The foreclosure crisis that swept the nation during the late 2000s has inflicted lasting damage on the American economy. Even as hundreds of thousands of homes remain in foreclosure, millions more are awaiting processing by local housing authorities. What's more, far too many homeowners are teetering on the brink of insolvency. Some folks are just a single missed mortgage payment away from losing their homes to the foreclosure process.
In most jurisdictions, foreclosed properties are processed and "disposed of" by a "sheriff's sale." The process is relatively straightforward: It involves advertising and then executing an auction for each foreclosed property. These auctions are open to to the public and are typically attended by a hodgepodge of discount-seeking families, small-time landlords and major property management companies. In addition, representatives from the bank or investment firm that issued the original mortgage on the home that's being auctioned are almost always in attendance.
These representatives supervise the auction process to ensure that their employer receives an adequate return on its investment. Since the proceeds from each foreclosure auction devolve to the original mortgage lender, these representatives have a vested interest in ensuring that these returns are adequate. In relatively healthy housing markets, these representatives have little reason for concern: Most foreclosed properties in such areas are seen as attractive bargains and tend to be snapped up at substantial premiums to their original asking prices.

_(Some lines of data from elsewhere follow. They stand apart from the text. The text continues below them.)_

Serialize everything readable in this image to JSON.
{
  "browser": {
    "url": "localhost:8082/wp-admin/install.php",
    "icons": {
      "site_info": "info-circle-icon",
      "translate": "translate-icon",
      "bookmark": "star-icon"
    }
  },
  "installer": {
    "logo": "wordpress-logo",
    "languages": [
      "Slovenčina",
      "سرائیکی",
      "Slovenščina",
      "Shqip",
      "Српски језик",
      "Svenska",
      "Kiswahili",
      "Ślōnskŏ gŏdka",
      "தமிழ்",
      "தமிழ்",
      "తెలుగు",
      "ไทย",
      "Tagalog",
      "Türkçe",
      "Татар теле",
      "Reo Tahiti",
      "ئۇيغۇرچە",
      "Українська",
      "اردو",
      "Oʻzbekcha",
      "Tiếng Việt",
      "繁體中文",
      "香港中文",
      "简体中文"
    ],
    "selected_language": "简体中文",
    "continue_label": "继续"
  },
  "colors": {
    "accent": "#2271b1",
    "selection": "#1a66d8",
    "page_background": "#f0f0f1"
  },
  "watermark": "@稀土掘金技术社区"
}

In distressed housing markets, the calculus can be different. Areas in which foreclosure rates are unusually high tend to suffer from depressed housing prices and gluts of sub-par homes. In some places, there aren't enough interested buyers available to purchase all of the properties that come up at auction. Many run-down or unattractive homes simply don't receive any bids at auction. Others receive rock-bottom bids that mortgage-lender representatives aren't cleared to accept. In both cases, these representatives must step in and purchase the distressed home for their employers.
When a mortgage-lender representative purchases a distressed property at auction, his or her employer assumes responsibility for the house. In most cases, the lender will quickly arrange for a licensed real estate agent to appraise and list the property. Since this involves listing fees as well as expenses related to repair and renovation work, this is not a desirable outcome for the lender. Although the house's final selling price will probably be substantially higher than its auction value, it's likely that the lender will still need to sell it at a loss.